  • Ask questions – people appreciate it when you show interest. Just show discretion – you don’t want to cross a line into nosy territory. If you get anxious in social situations, try writing down several questions on a card to use in conversations with people you meet.
  • Be interested – people can usually tell when you’re feigning interest. Conversely, people feel genuinely encouraged when you actually care about the details of their lives.
  • Be curious – the more you genuinely want to know about a person, the easier it’ll be for you to come up with things to ask or say.
  • People like to feel wanted or included – make an effort to say hi to someone or invite them to a social event
  • Use open ended questions – avoid yes/no or single word answer questions. For example, “How are you liking your major?” could lead to a nice discussion, where “what’s your major?” will not get you far.

Have integrity

Just say a simple, ‘Yes, I will,’ or ‘No, I won’t.’ Anything beyond this is from the evil one.

Matthew 5:37 (NLT)

A surefire way not to be likable is to be a flake. Not coming through on things when you say you will is sure to get you branded as a person no one wants to rely on. For me, it’s hard to tell people no because I’m afraid of the initial reaction of disappointment a person may have. However it’s much better than committing myself to something I know I can’t deliver on, only to make the person feel worse than if I had just told the truth in the first place.

Integrity takes time to build into our character, but pays dividends in our relationships as we prove ourselves to be worthy of people’s trust. Take time to consider how trustworthy and reliable of a person you are, and consider what steps you can take to becoming a person who people in your life would go to in a tight spot.

Your reputation matters

11 Aspire[a] to lead a calm and peaceful life as you mind your own business[b] and earn your living, just as we’ve taught you. 12 By doing this you will live an honorable life, influencing others and commanding respect of even the unbelievers. Then you’ll be in need of nothing and not dependent upon others.

1 Thessalonians 4:11-12 (TPT)

I referenced this scripture in a previous article addressing the importance of maintaining an agreeable online presence (i.e. not being a troll). While on one hand, it is true that we shouldn’t put too much stock in what people think of us, the Bible is pretty clear that it does matter the kind of message we’re sending by how we live.

What are you known for?
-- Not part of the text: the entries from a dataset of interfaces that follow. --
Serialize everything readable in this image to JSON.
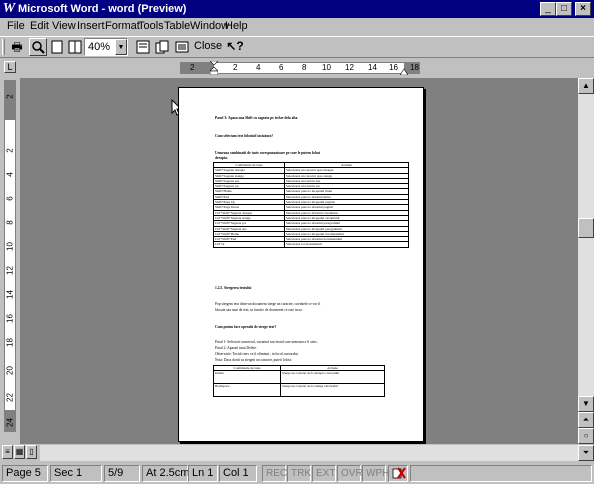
{
  "window": {
    "title": "Microsoft Word - word (Preview)",
    "icon": "word-icon",
    "controls": [
      "minimize-icon",
      "maximize-icon",
      "close-icon"
    ]
  },
  "menu": [
    "File",
    "Edit",
    "View",
    "Insert",
    "Format",
    "Tools",
    "Table",
    "Window",
    "Help"
  ],
  "toolbar": {
    "zoom": "40%",
    "close_label": "Close"
  },
  "hruler": [
    "2",
    "2",
    "4",
    "6",
    "8",
    "10",
    "12",
    "14",
    "16",
    "18"
  ],
  "vruler": [
    "2",
    "2",
    "4",
    "6",
    "8",
    "10",
    "12",
    "14",
    "16",
    "18",
    "20",
    "22",
    "24"
  ],
  "document": {
    "line1": "Pasul 3: Apasa una Shift cu sageata pe teclar dela alta",
    "line2": "Cum selectam text folosind tastatura?",
    "line3": "Urmeaza combinatii de taste corespunzatoare pe care le putem folosi",
    "line4": "dreapta.",
    "table1_header": [
      "Combinatie de taste",
      "Actiune"
    ],
    "table1_rows": [
      [
        "Shift+Sageata dreapta",
        "Selecteaza un caracter spre dreapta"
      ],
      [
        "Shift+Sageata stanga",
        "Selecteaza un caracter spre stanga"
      ],
      [
        "Shift+Sageata sus",
        "Selecteaza un rand in sus"
      ],
      [
        "Shift+Sageata jos",
        "Selecteaza un rand in jos"
      ],
      [
        "Shift+Home",
        "Selecteaza pana la inceputul liniei"
      ],
      [
        "Shift+End",
        "Selecteaza pana la sfarsitul liniei"
      ],
      [
        "Shift+Page Up",
        "Selecteaza pana la inceputul paginii"
      ],
      [
        "Shift+Page Down",
        "Selecteaza pana la sfarsitul paginii"
      ],
      [
        "Ctrl+Shift+Sageata dreapta",
        "Selecteaza pana la sfarsitul cuvantului"
      ],
      [
        "Ctrl+Shift+Sageata stanga",
        "Selecteaza pana la inceputul cuvantului"
      ],
      [
        "Ctrl+Shift+Sageata jos",
        "Selecteaza pana la sfarsitul paragrafului"
      ],
      [
        "Ctrl+Shift+Sageata sus",
        "Selecteaza pana la inceputul paragrafului"
      ],
      [
        "Ctrl+Shift+Home",
        "Selecteaza pana la inceputul documentului"
      ],
      [
        "Ctrl+Shift+End",
        "Selecteaza pana la sfarsitul documentului"
      ],
      [
        "Ctrl+A",
        "Selecteaza tot documentul"
      ]
    ],
    "section": "1.2.5. Stergerea textului",
    "para1": "Pop stergem text dintr-un document sterge un caracter, cuvintele ce vor fi",
    "para2": "blocate sau sunt de text, in functie de document ce este in uz.",
    "line_q": "Cum putem face operatii de sterge text?",
    "step1": "Pasul 1: Selectati caracterul, cuvantul sau textul care urmeaza a fi sters.",
    "step2": "Pasul 2: Apasati tasta Delete.",
    "obs1": "Observatie: Textul sters va fi eliminat ; in locul cursorului",
    "obs2": "Nota: Daca doriti sa stergeti un caracter, puteti folosi:",
    "table2_header": [
      "Combinatie de taste",
      "Actiune"
    ],
    "table2_rows": [
      [
        "Delete",
        "Sterge un caracter de la dreapta cursorului"
      ],
      [
        "Backspace",
        "Sterge un caracter de la stanga cursorului"
      ]
    ]
  },
  "status": {
    "page": "Page 5",
    "sec": "Sec 1",
    "pages": "5/9",
    "at": "At 2.5cm",
    "ln": "Ln 1",
    "col": "Col 1",
    "rec": "REC",
    "trk": "TRK",
    "ext": "EXT",
    "ovr": "OVR",
    "wph": "WPH"
  }
}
Are you a friendly person who has a reputation for going out of your way for people? Or are you someone people have learned to avoid because your unfriendly disposition, failure to stick to commitments, or general apathy towards relationships?

If you’re unsure or unable to make an objective self-analysis, try asking some people who know you what they think. Give them permission to be brutally honest. Sound like fun? I’m guessing not, but it’s a process that will start you on the road to becoming a more likely person.

Written by

Mike Query

Mike is a digital marketing manager for the Bay Area Christian Church and is a regular contributor to Inspire. He's passionate about web strategy, music, mentorship, and his quest to find the best burrito in the Bay Area.